Trump himself has rather baldly tied this measure to his own re-election, promising Saturday that he would forgive the back taxes and make the cuts permanent “if victorious on November 3.” The White House walked that claim back Sunday after Democrats pointed out such an action would likely bankrupt Medicare and Social Security.
There’s no question whatsoever that Trump lacks the authority—either as a first-term president or a second-term one—to forgive those taxes unilaterally.
But at least in theory, he does have legal ground to stand on for this initial delay—although that ground is tenuous. The relevant law, 26 U.S.C. 7508A, is intended to provide tax relief to people affected by federally declared disasters, and gives the government authority to delay their taxes for up to a year. Since the whole country is currently under such a disaster declaration, under the letter of the law the government has an argument here.
It’s not a sure thing: Some experts argue this interpretation stretches the law so far as to be unrecognizable.
“It wasn’t the intent of the legislation,” Joel Griffith, a research fellow at the Heritage Foundation, told The Dispatch on Thursday, before the White House move was official. “It would be just such an unprecedented act to go ahead and declare an entire nation a disaster zone, and then instead of suspended taxes only for those that are impacted, we’re going to suspend it for the entirety of the population. … It would also be a dangerous precedent because in this country, Congress sets the tax policy, and the executive branch is supposed to enforce that law.

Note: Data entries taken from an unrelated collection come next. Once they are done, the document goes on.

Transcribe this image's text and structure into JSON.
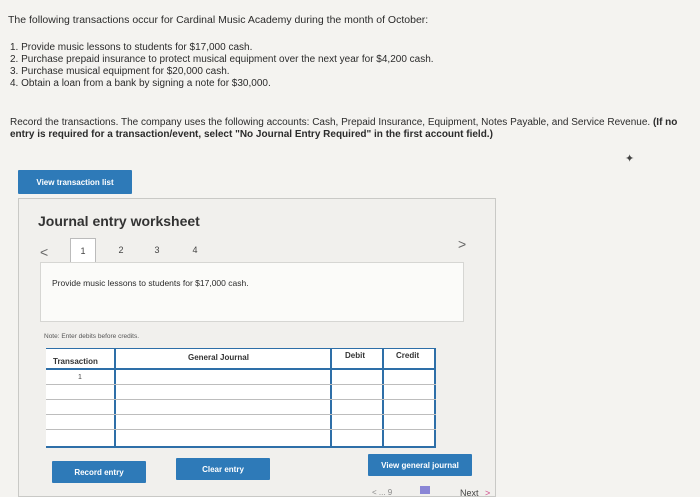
{
  "intro": "The following transactions occur for Cardinal Music Academy during the month of October:",
  "steps": [
    "1. Provide music lessons to students for $17,000 cash.",
    "2. Purchase prepaid insurance to protect musical equipment over the next year for $4,200 cash.",
    "3. Purchase musical equipment for $20,000 cash.",
    "4. Obtain a loan from a bank by signing a note for $30,000."
  ],
  "record_text": "Record the transactions. The company uses the following accounts: Cash, Prepaid Insurance, Equipment, Notes Payable, and Service Revenue.",
  "record_bold": "(If no entry is required for a transaction/event, select \"No Journal Entry Required\" in the first account field.)",
  "view_list_label": "View transaction list",
  "worksheet": {
    "title": "Journal entry worksheet",
    "tabs": [
      "1",
      "2",
      "3",
      "4"
    ],
    "prev_icon": "<",
    "next_icon": ">",
    "description": "Provide music lessons to students for $17,000 cash.",
    "note": "Note: Enter debits before credits.",
    "columns": {
      "transaction": "Transaction",
      "general_journal": "General Journal",
      "debit": "Debit",
      "credit": "Credit"
    },
    "first_transaction": "1",
    "record_label": "Record entry",
    "clear_label": "Clear entry",
    "view_gj_label": "View general journal"
  },
  "footer": {
    "next_label": "Next",
    "next_icon": ">",
    "dots": "< ... 9"
  },
  "colors": {
    "button": "#2e7ab8",
    "grid_line": "#2e6fa8"
  }
}
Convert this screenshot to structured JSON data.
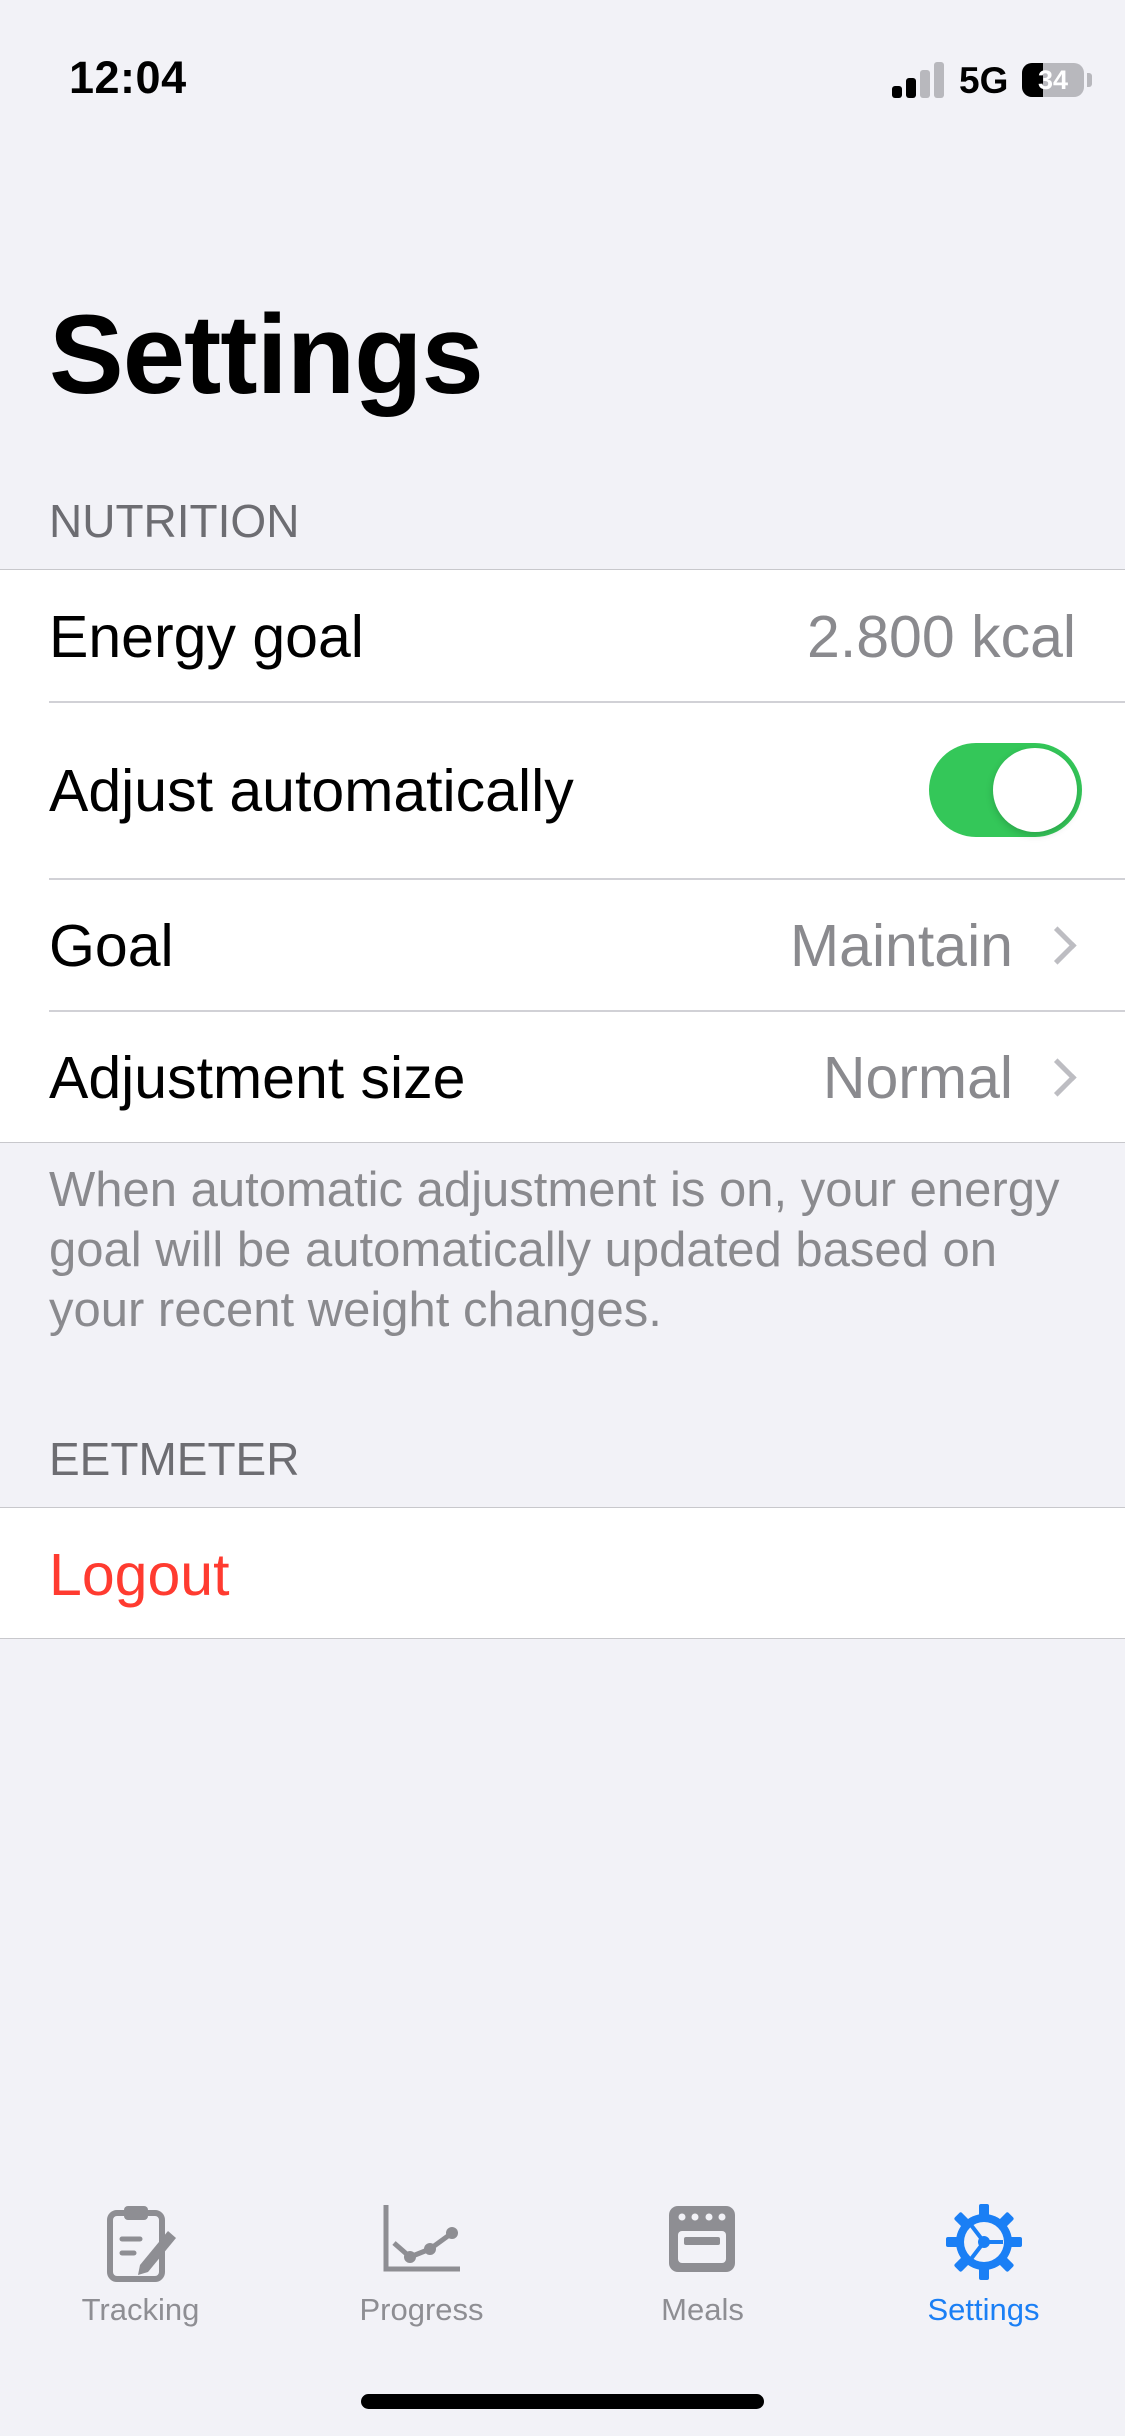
{
  "status_bar": {
    "time": "12:04",
    "network": "5G",
    "battery": "34",
    "battery_level": 0.34
  },
  "page": {
    "title": "Settings"
  },
  "nutrition": {
    "header": "NUTRITION",
    "energy_goal": {
      "label": "Energy goal",
      "value": "2.800 kcal"
    },
    "adjust_automatically": {
      "label": "Adjust automatically",
      "enabled": true
    },
    "goal": {
      "label": "Goal",
      "value": "Maintain"
    },
    "adjustment_size": {
      "label": "Adjustment size",
      "value": "Normal"
    },
    "footer": "When automatic adjustment is on, your energy goal will be automatically updated based on your recent weight changes."
  },
  "eetmeter": {
    "header": "EETMETER",
    "logout": "Logout"
  },
  "tabs": [
    {
      "label": "Tracking",
      "icon": "clipboard-edit-icon",
      "active": false
    },
    {
      "label": "Progress",
      "icon": "line-chart-icon",
      "active": false
    },
    {
      "label": "Meals",
      "icon": "oven-icon",
      "active": false
    },
    {
      "label": "Settings",
      "icon": "gear-icon",
      "active": true
    }
  ],
  "colors": {
    "background": "#f2f2f7",
    "toggle_on": "#34c759",
    "destructive": "#ff3b30",
    "accent": "#1a7ff5",
    "secondary_text": "#8a8a8e"
  }
}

And if Congress wants to suspend the payroll tax, and the federal government wants to do that, Congress needs to go ahead and pass that legislation, right?”
Trump himself has bolstered the case that he is infringing on Congress’s territory, with rhetoric that, in an echo of President Barack Obama, claims his executive actions were necessary precisely because Congress has failed to carry out his desired objectives.
Nor is it the first time President Trump has used an extraordinarily broad reading of his emergency powers to ram through policy without the approval of Congress. After trying and failing for two years to get Congress to fund his border wall, President Trump finally declared a national emergency at the southern border, invoking in a similarly tortuous way a law giving the president authority over military construction projects. Trump’s trade war with China was also a personal project, conducted by means of legislation allowing the president to restrict trade for purposes of national security—despite his free and repeated acknowledgment that he simply thought putting tariffs on other countries made good financial sense for America.
While Democrats widely denounced the orders Sunday, Republican criticism was more muted. Sen. Susan Collins released a chilly statement saying congressional action was still needed and cautioning that “there are constitutional limits on what the president can do to help through executive orders.” Sen. Ben Sasse was a notable exception, saying in a fiery statement that “the pen-and-phone theory of executive lawmaking is unconstitutional slop.”
So what comes next? Legal challenges are sure to come, but perhaps the more pressing question is whether Congress will still feel the urgency to pass a bill. And not just Congress—after all, the White House has been doing nearly all of the negotiating on behalf of Republican lawmakers for the past few weeks. Now that the executive actions are out there, will they simply declare the mission accomplished and focus on playing defense? Or will they acknowledge those actions for what they are—an ad-hoc workaround to what should rightly be done by legislation—and come back to the table to hammer out a deal at last?
Photograph by Jim Watson/AFP/Getty Images.